[Stored dataset items]
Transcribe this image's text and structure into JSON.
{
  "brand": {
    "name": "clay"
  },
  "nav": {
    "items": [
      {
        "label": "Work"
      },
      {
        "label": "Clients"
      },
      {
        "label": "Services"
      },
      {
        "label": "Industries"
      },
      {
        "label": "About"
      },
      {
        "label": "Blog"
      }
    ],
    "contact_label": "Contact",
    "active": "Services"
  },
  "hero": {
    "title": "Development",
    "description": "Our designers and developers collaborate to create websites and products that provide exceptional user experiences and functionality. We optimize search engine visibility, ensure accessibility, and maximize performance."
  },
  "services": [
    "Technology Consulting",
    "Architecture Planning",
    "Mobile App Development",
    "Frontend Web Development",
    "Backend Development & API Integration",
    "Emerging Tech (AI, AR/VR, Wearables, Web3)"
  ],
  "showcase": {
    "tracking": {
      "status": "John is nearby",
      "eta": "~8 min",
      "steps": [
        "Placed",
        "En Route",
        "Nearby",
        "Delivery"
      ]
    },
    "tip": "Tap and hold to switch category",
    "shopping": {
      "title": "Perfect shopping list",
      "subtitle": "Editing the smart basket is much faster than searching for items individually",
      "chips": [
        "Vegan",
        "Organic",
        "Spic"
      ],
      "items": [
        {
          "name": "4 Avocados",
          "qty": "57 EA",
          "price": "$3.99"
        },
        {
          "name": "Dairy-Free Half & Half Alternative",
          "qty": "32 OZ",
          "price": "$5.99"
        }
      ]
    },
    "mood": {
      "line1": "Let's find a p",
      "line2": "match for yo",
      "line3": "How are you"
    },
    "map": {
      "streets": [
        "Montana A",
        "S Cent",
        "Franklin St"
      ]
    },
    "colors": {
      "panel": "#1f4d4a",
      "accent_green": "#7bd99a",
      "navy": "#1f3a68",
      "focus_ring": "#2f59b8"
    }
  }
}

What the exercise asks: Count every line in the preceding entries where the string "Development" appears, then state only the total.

Output: 4